There are four key advantages of Roth conversions for investors in retirement, according to Joel Dickson, global head of advice methodology at Vanguard.
“There are a lot of things that can change in retirement,” he said during the Financial Planning Association’s online conference Wednesday.
“First of all, the federal tax brackets are wildly different for married and single individuals and marital status can change in retirement,” he said. “It can change for a number of reasons,” including divorce and the death of a spouse, he pointed out, before laying out the main advantages of Roth IRAs:
- Federal tax brackets are more favorable for married couples filing jointly than for single individuals, and Roth IRAs let you lock in current tax rates.
- Conversions reduce future required minimum distributions on traditional IRAs.
- Withdrawals do not factor into the 3.8% Medicare surcharge or Social Security benefit taxation.
- There are no lifetime RMDs.
“It’s important just to recognize that, a lot of times, clients don’t necessarily understand or know a lot of nuances from a financial planning standpoint, and we really believe that financial planning elements of the advisory relationship can add as much or even more kind of value in and of itself than even the investment portfolio,” Dickson said at the start of the presentation.
And one way to do that is with tax-efficient investing, he noted. There are generally two ways to add value from a tax efficiency standpoint: “One is deferring taxes as long as possible” and the second one is “there may be opportunities to pay taxes now to avoid higher tax liabilities in the future,” he said, pointing out the latter would be the focus of his presentation.
During the session, he discussed the concept of a break-even tax rate (BETR) calculation that he said provides a more accurate view of what future tax rate expectations would guide an advisor’s and an investor’s choices and help inform a Roth conversion discussion.
Dickson also explained the potential benefits, such as improving retirement income and estate planning outcomes, of advisors and investors expanding their use of Roth contributions and conversion strategies.
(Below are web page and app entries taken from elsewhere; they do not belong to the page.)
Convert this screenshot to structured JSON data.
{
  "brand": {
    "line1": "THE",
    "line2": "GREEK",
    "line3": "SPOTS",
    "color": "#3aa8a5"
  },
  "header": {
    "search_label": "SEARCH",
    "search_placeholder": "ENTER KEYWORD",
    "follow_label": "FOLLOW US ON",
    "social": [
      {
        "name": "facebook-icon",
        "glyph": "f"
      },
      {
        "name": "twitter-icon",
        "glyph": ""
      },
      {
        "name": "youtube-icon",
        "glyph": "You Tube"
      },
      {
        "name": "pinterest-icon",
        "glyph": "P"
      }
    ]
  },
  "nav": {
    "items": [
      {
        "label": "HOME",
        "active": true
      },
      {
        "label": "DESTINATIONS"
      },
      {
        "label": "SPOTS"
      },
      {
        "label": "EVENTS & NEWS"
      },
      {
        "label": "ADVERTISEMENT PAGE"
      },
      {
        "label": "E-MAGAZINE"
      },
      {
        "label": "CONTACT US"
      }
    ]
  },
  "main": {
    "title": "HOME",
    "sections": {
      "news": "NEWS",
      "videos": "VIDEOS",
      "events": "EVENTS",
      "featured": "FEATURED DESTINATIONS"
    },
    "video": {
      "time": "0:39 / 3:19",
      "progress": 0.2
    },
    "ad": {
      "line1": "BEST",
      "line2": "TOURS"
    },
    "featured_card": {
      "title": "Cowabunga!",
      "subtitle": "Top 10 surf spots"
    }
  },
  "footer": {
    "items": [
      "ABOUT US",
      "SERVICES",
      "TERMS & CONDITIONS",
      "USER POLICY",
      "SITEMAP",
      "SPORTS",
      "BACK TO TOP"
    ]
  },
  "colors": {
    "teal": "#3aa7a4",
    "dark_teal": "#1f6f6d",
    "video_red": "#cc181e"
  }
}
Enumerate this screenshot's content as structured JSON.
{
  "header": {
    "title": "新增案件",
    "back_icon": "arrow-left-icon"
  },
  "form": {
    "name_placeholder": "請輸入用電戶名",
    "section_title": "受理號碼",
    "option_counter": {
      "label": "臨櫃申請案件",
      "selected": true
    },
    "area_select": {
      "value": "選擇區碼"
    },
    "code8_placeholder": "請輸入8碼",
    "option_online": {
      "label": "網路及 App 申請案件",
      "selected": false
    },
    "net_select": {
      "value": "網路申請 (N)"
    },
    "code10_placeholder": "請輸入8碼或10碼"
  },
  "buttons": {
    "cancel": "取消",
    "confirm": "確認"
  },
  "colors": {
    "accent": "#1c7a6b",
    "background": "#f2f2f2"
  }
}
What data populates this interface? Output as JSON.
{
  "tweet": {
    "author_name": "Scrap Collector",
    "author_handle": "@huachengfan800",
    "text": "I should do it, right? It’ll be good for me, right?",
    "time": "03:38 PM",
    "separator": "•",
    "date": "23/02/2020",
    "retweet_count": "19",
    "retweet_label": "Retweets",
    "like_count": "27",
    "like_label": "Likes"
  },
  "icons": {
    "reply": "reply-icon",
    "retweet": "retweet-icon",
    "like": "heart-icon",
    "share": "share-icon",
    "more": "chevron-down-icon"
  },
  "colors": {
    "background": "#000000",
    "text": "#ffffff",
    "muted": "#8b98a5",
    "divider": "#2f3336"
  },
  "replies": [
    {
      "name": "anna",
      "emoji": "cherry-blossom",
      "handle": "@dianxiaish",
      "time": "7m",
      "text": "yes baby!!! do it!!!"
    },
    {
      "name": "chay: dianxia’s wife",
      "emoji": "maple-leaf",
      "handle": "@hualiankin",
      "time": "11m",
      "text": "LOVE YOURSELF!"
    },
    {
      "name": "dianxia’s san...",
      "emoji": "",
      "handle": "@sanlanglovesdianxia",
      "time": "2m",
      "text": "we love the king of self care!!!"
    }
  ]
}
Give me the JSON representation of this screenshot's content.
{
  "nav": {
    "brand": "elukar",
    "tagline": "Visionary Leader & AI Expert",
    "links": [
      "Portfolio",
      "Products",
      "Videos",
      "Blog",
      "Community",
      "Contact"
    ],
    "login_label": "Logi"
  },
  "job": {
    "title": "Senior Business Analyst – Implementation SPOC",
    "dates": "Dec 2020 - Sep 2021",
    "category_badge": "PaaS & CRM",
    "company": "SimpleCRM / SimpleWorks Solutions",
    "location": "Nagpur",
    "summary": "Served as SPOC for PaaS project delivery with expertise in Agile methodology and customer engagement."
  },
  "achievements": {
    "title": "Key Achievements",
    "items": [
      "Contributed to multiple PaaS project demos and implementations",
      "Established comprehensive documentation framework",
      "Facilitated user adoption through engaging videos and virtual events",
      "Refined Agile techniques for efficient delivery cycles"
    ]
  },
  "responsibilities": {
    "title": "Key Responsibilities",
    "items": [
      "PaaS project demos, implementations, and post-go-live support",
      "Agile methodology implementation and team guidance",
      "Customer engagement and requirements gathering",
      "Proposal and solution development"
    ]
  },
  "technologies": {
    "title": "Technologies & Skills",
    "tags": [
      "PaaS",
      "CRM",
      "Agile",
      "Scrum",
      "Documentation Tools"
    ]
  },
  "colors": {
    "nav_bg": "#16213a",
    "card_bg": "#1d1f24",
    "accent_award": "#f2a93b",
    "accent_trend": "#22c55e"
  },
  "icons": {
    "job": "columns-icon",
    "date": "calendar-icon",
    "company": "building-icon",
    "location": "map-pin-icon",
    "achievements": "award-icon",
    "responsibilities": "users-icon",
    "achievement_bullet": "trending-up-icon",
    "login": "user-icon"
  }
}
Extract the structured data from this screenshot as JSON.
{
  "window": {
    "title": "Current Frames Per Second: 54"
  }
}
“I like to think about traditional and Roth [IRA] accounts as being the opposite sides of the same coin. You’re getting tax-advantaged growth and you’re getting some form of tax-advantaged investment either on the way in or on the way out,” he said. “On the Roth, you get the tax benefit on the way out, which is that the withdrawals are tax-free.”
Another key difference with the Roth IRA is that there are no lifetime RMDs, while with the traditional IRA you must start taking RMDs when you reach age 72, he pointed out.
Although about 4/5 of assets in IRAs are in traditional IRAs now, “more people actually contributed to Roth IRAs this year,” he noted.
It is not, however, always beneficial to convert from a traditional IRA to a Roth IRA, he stressed.
4 Main Benefits of Roth IRAs
There are four main benefits of Roth accounts overall, he said:
- The ability to lock in current tax rates.
- The ability to save more on an after-tax equivalent basis.
- Tax-free withdrawals in retirement.
- Estate planning tax efficiencies.
The “rule of thumb” has long been that “if your future tax rate is going to be higher than your current tax rate, you might want to think about the Roth; if it’s going to be lower, you might want to think more about the traditional IRA,” he pointed out.
However, one key factor to take into account is that “if the tax rate doesn’t change, it doesn’t matter whether” you have a traditional or Roth IRA, he said.
4 Tax Implications to Consider When Converting
The key tax implications include two main conversion opportunities:
- An atypical, lower tax year may be a good time to convert.
- The charitable contributions cap is based on adjusted gross income, which conversions increase.
And they include two main conversion limitations:
- It could bump an investor into a higher marginal income tax rate. (Although a mitigation of that could be partial conversions rather than full conversions.)
- Additional income from conversion is not subject to the 3.8% Medicare surtax, but it could trigger the tax on other passive income.
Estate Planning and ‘Backdoor’ Roth IRAs
Dickson also pointed to three estate planning considerations for beneficiaries: Traditional IRA and Roth accounts require RMDs, and the estate tax is tax-inclusive while conversion can be tax-exclusive with both, while only with a Roth account can the investor receive an asset without an embedded tax liability.
He went on to explain the criteria for a “backdoor” Roth IRA, which provides a way for high-income investors to sidestep the Roth’s typical income limits. This strategy works best if the investor doesn’t have other traditional IRA assets, he said, noting that, otherwise, part of the conversion would be subject to income tax.
Under the backdoor Roth, you first make a nondeductible contribution to a traditional IRA, then convert your traditional IRA into a Roth IRA and, finally, contribute directly to the Roth IRA, he explained.
— Check out The Mega Backdoor Roth IRA and Other Ways to Maximize a 401(k) on ThinkAdvisor.